In our culture we seem to put a great deal of importance to intelligence. But is that the greatest human attribute? Certainly intelligence has enabled us to develop science and technology as well as solving many of the problems the universe has thrown at us. But it has also created weapons that have killed millions, wiped out whole species and tyrannised. Intelligence has created ways of being mean, cruel and plain nasty.
We also value hard work and application.
We value creativity in all its many forms.
We reward strength and physical skill.
We are moved by oratory.
We are rocked by musical skills.
We put a lot of emphasis on beauty and physical perfection.
We like the ability to solve problems.
We value sexual prowess.
We appreciate humour.
We like people who exude confidence and authority.
We greatly admire and bow to leadership qualities.
In the past we maybe valued bravery more.
Piousness used to be considered one of the greatest attributes.
Reliability is thought important.
But no I do not think any of these are the greatest attributes despite the way our society rewards these attributes. The highest paid people in our world are the politicians, leaders of companies, entertainers, bankers, sportsmen and women, musicians, models, film stars, comedians and artists.
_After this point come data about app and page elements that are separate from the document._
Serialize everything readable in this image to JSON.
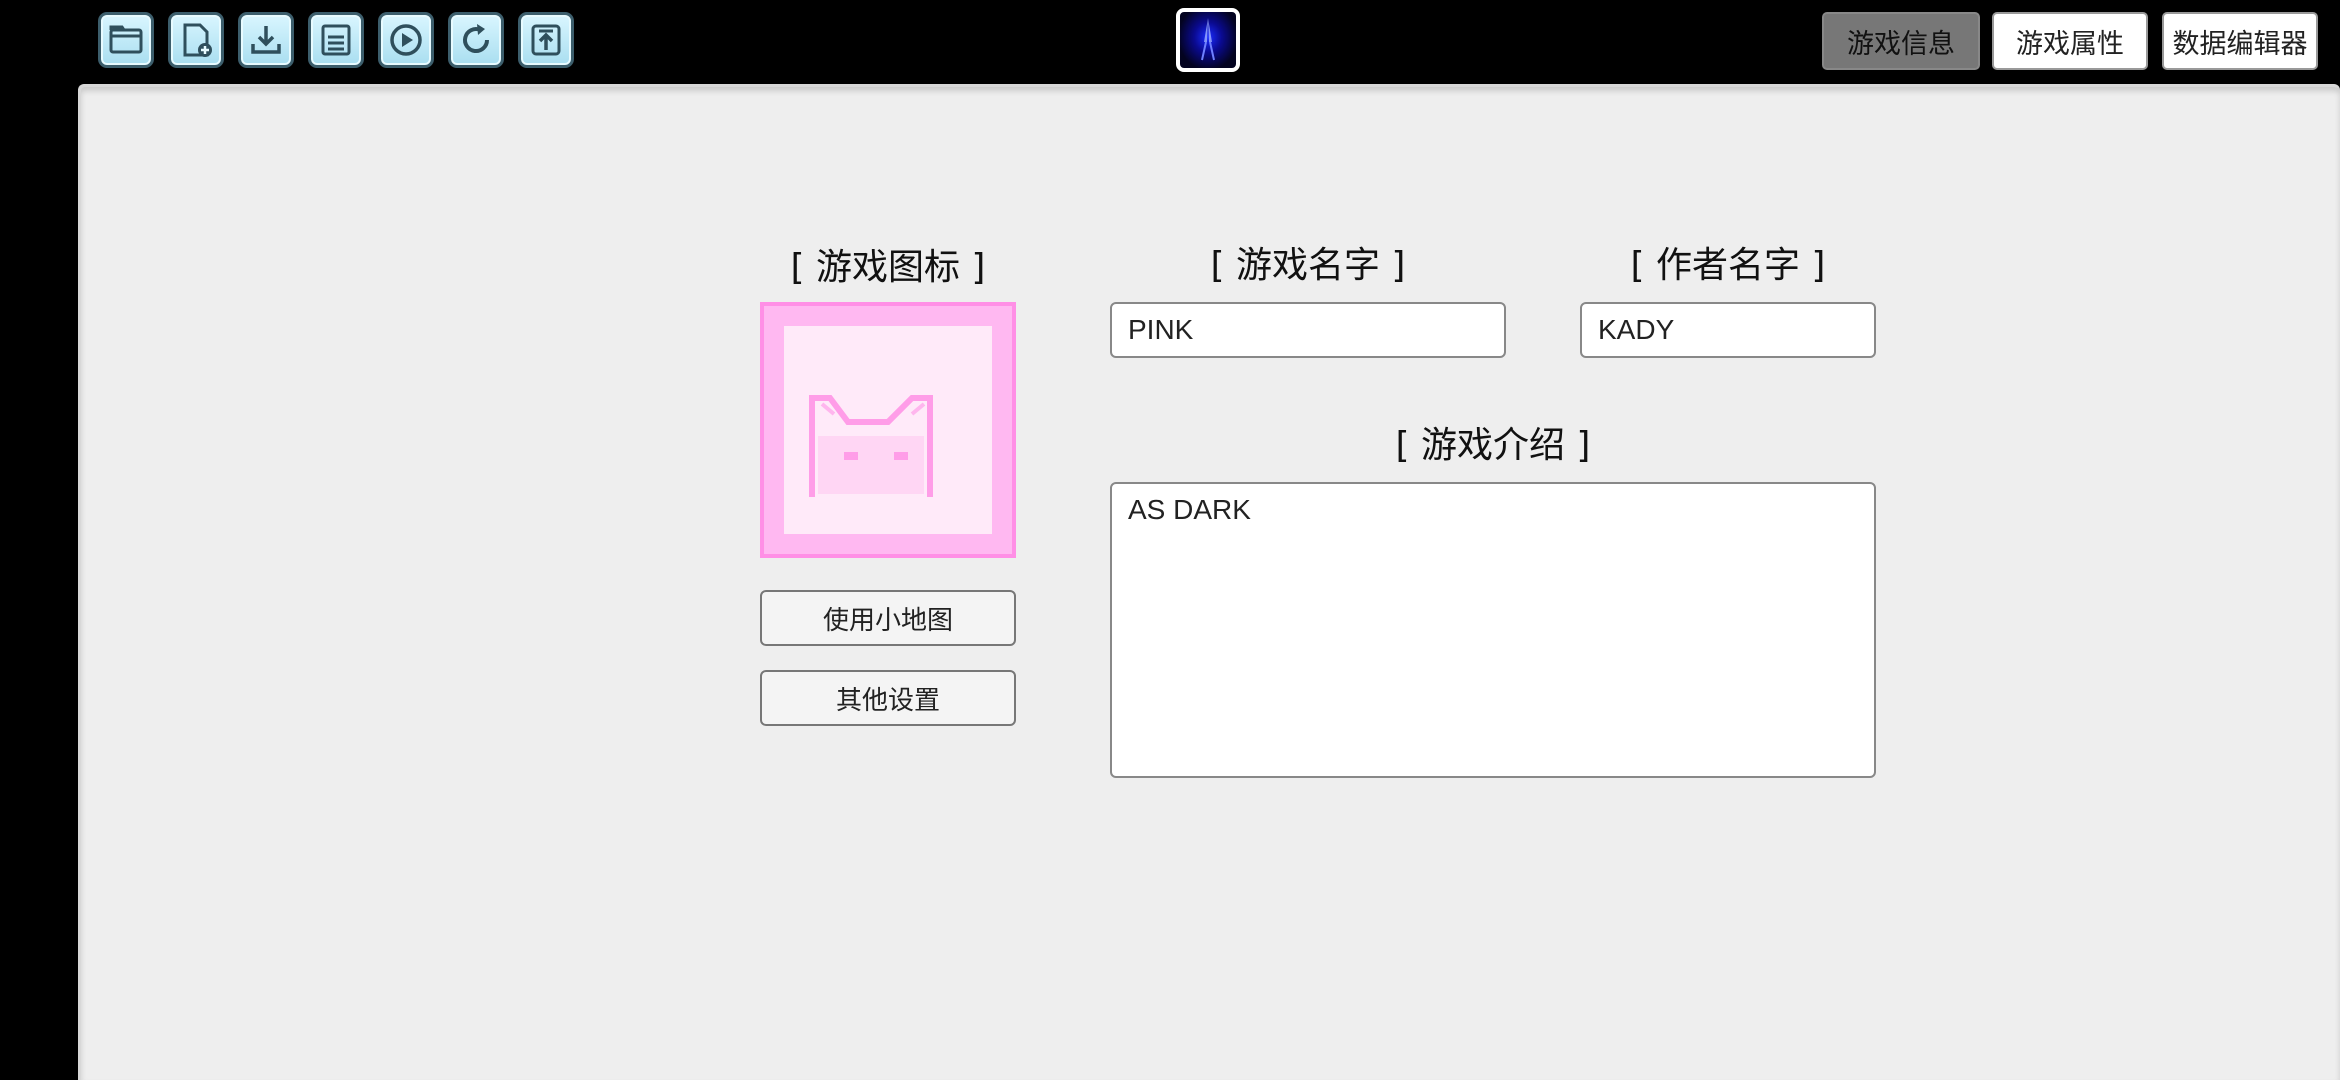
{
  "toolbar": {
    "tools": [
      {
        "name": "open-folder-icon"
      },
      {
        "name": "new-file-icon"
      },
      {
        "name": "download-icon"
      },
      {
        "name": "save-icon"
      },
      {
        "name": "play-icon"
      },
      {
        "name": "refresh-icon"
      },
      {
        "name": "upload-icon"
      }
    ],
    "tabs": {
      "game_info": "游戏信息",
      "game_props": "游戏属性",
      "data_editor": "数据编辑器"
    }
  },
  "form": {
    "icon_label": "[ 游戏图标 ]",
    "name_label": "[ 游戏名字 ]",
    "author_label": "[ 作者名字 ]",
    "intro_label": "[ 游戏介绍 ]",
    "name_value": "PINK",
    "author_value": "KADY",
    "intro_value": "AS DARK",
    "use_minimap_button": "使用小地图",
    "other_settings_button": "其他设置"
  },
  "colors": {
    "accent": "#a9def0",
    "icon_pink": "#ff8fe6",
    "active_tab": "#777777"
  }
}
The people who display many of the attributes above. Somehow I do not think this is right. The huge rewards for those attributes seems wrong to me. Have we got our priorities wrong?
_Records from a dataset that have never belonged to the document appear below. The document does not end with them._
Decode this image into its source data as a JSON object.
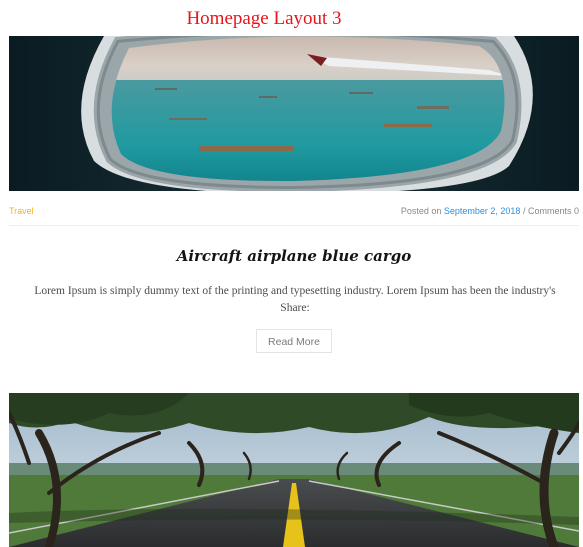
{
  "page": {
    "layout_title": "Homepage Layout 3"
  },
  "post1": {
    "category": "Travel",
    "posted_on_label": "Posted on",
    "date": "September 2, 2018",
    "separator": "/",
    "comments": "Comments 0",
    "title": "Aircraft airplane blue cargo",
    "excerpt": "Lorem Ipsum is simply dummy text of the printing and typesetting industry. Lorem Ipsum has been the industry's Share:",
    "read_more": "Read More"
  },
  "colors": {
    "layout_title": "#e8141b",
    "category": "#f5b21b",
    "date_link": "#2d8fe0"
  }
}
At school, a long time ago, there was a class I taught which was quite a handful. There were a number of highly intelligent people and a lot of great athletes and musicians. But one day we were all talking and they decided that the most valuable member of the group was a lad who was probably the least intelligent and most useless at sport or creativity. He was a big uncoordinated dopy looking guy. But he always had a big smile, would do anything to help anyone and was the most friendly congenial person you could ever hope to meet. If you were in trouble you knew he would be there to help. He had more important qualities. He might not have been clever, good looking, highly skilled in anything, but he certainly had something.
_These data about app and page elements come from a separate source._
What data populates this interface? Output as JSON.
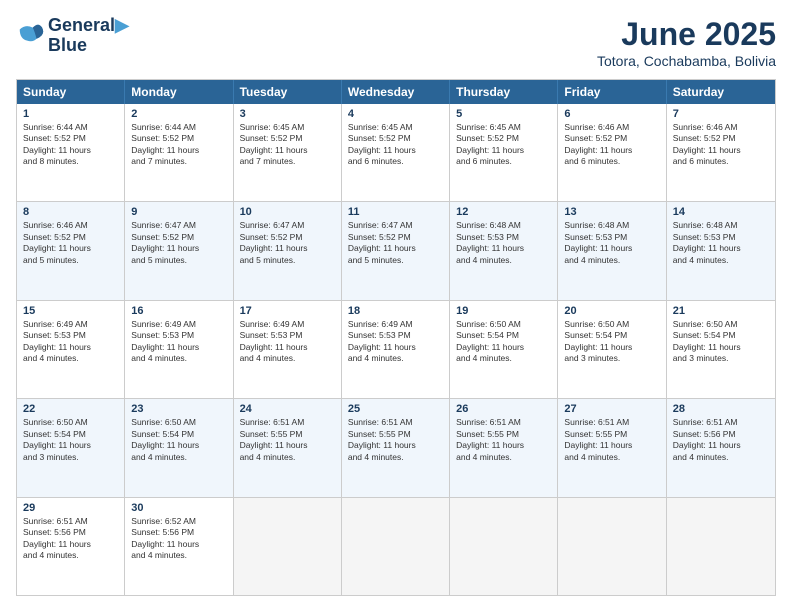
{
  "logo": {
    "line1": "General",
    "line2": "Blue"
  },
  "title": "June 2025",
  "location": "Totora, Cochabamba, Bolivia",
  "headers": [
    "Sunday",
    "Monday",
    "Tuesday",
    "Wednesday",
    "Thursday",
    "Friday",
    "Saturday"
  ],
  "rows": [
    [
      {
        "day": "",
        "empty": true
      },
      {
        "day": "",
        "empty": true
      },
      {
        "day": "",
        "empty": true
      },
      {
        "day": "",
        "empty": true
      },
      {
        "day": "",
        "empty": true
      },
      {
        "day": "",
        "empty": true
      },
      {
        "day": "",
        "empty": true
      }
    ],
    [
      {
        "day": "1",
        "info": "Sunrise: 6:44 AM\nSunset: 5:52 PM\nDaylight: 11 hours\nand 8 minutes."
      },
      {
        "day": "2",
        "info": "Sunrise: 6:44 AM\nSunset: 5:52 PM\nDaylight: 11 hours\nand 7 minutes."
      },
      {
        "day": "3",
        "info": "Sunrise: 6:45 AM\nSunset: 5:52 PM\nDaylight: 11 hours\nand 7 minutes."
      },
      {
        "day": "4",
        "info": "Sunrise: 6:45 AM\nSunset: 5:52 PM\nDaylight: 11 hours\nand 6 minutes."
      },
      {
        "day": "5",
        "info": "Sunrise: 6:45 AM\nSunset: 5:52 PM\nDaylight: 11 hours\nand 6 minutes."
      },
      {
        "day": "6",
        "info": "Sunrise: 6:46 AM\nSunset: 5:52 PM\nDaylight: 11 hours\nand 6 minutes."
      },
      {
        "day": "7",
        "info": "Sunrise: 6:46 AM\nSunset: 5:52 PM\nDaylight: 11 hours\nand 6 minutes."
      }
    ],
    [
      {
        "day": "8",
        "info": "Sunrise: 6:46 AM\nSunset: 5:52 PM\nDaylight: 11 hours\nand 5 minutes."
      },
      {
        "day": "9",
        "info": "Sunrise: 6:47 AM\nSunset: 5:52 PM\nDaylight: 11 hours\nand 5 minutes."
      },
      {
        "day": "10",
        "info": "Sunrise: 6:47 AM\nSunset: 5:52 PM\nDaylight: 11 hours\nand 5 minutes."
      },
      {
        "day": "11",
        "info": "Sunrise: 6:47 AM\nSunset: 5:52 PM\nDaylight: 11 hours\nand 5 minutes."
      },
      {
        "day": "12",
        "info": "Sunrise: 6:48 AM\nSunset: 5:53 PM\nDaylight: 11 hours\nand 4 minutes."
      },
      {
        "day": "13",
        "info": "Sunrise: 6:48 AM\nSunset: 5:53 PM\nDaylight: 11 hours\nand 4 minutes."
      },
      {
        "day": "14",
        "info": "Sunrise: 6:48 AM\nSunset: 5:53 PM\nDaylight: 11 hours\nand 4 minutes."
      }
    ],
    [
      {
        "day": "15",
        "info": "Sunrise: 6:49 AM\nSunset: 5:53 PM\nDaylight: 11 hours\nand 4 minutes."
      },
      {
        "day": "16",
        "info": "Sunrise: 6:49 AM\nSunset: 5:53 PM\nDaylight: 11 hours\nand 4 minutes."
      },
      {
        "day": "17",
        "info": "Sunrise: 6:49 AM\nSunset: 5:53 PM\nDaylight: 11 hours\nand 4 minutes."
      },
      {
        "day": "18",
        "info": "Sunrise: 6:49 AM\nSunset: 5:53 PM\nDaylight: 11 hours\nand 4 minutes."
      },
      {
        "day": "19",
        "info": "Sunrise: 6:50 AM\nSunset: 5:54 PM\nDaylight: 11 hours\nand 4 minutes."
      },
      {
        "day": "20",
        "info": "Sunrise: 6:50 AM\nSunset: 5:54 PM\nDaylight: 11 hours\nand 3 minutes."
      },
      {
        "day": "21",
        "info": "Sunrise: 6:50 AM\nSunset: 5:54 PM\nDaylight: 11 hours\nand 3 minutes."
      }
    ],
    [
      {
        "day": "22",
        "info": "Sunrise: 6:50 AM\nSunset: 5:54 PM\nDaylight: 11 hours\nand 3 minutes."
      },
      {
        "day": "23",
        "info": "Sunrise: 6:50 AM\nSunset: 5:54 PM\nDaylight: 11 hours\nand 4 minutes."
      },
      {
        "day": "24",
        "info": "Sunrise: 6:51 AM\nSunset: 5:55 PM\nDaylight: 11 hours\nand 4 minutes."
      },
      {
        "day": "25",
        "info": "Sunrise: 6:51 AM\nSunset: 5:55 PM\nDaylight: 11 hours\nand 4 minutes."
      },
      {
        "day": "26",
        "info": "Sunrise: 6:51 AM\nSunset: 5:55 PM\nDaylight: 11 hours\nand 4 minutes."
      },
      {
        "day": "27",
        "info": "Sunrise: 6:51 AM\nSunset: 5:55 PM\nDaylight: 11 hours\nand 4 minutes."
      },
      {
        "day": "28",
        "info": "Sunrise: 6:51 AM\nSunset: 5:56 PM\nDaylight: 11 hours\nand 4 minutes."
      }
    ],
    [
      {
        "day": "29",
        "info": "Sunrise: 6:51 AM\nSunset: 5:56 PM\nDaylight: 11 hours\nand 4 minutes."
      },
      {
        "day": "30",
        "info": "Sunrise: 6:52 AM\nSunset: 5:56 PM\nDaylight: 11 hours\nand 4 minutes."
      },
      {
        "day": "",
        "empty": true
      },
      {
        "day": "",
        "empty": true
      },
      {
        "day": "",
        "empty": true
      },
      {
        "day": "",
        "empty": true
      },
      {
        "day": "",
        "empty": true
      }
    ]
  ]
}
No – for me the most important human attributes are centred around caring, compassion, empathy, respect and that willingness to help others.
It seems strange to me that the professions that display these qualities – nursing, social care, teaching, fire-service, environmentalists, farmers and others – are ones that are not well rewarded or held in great esteem.
I would ask once more – have we got our priorities right?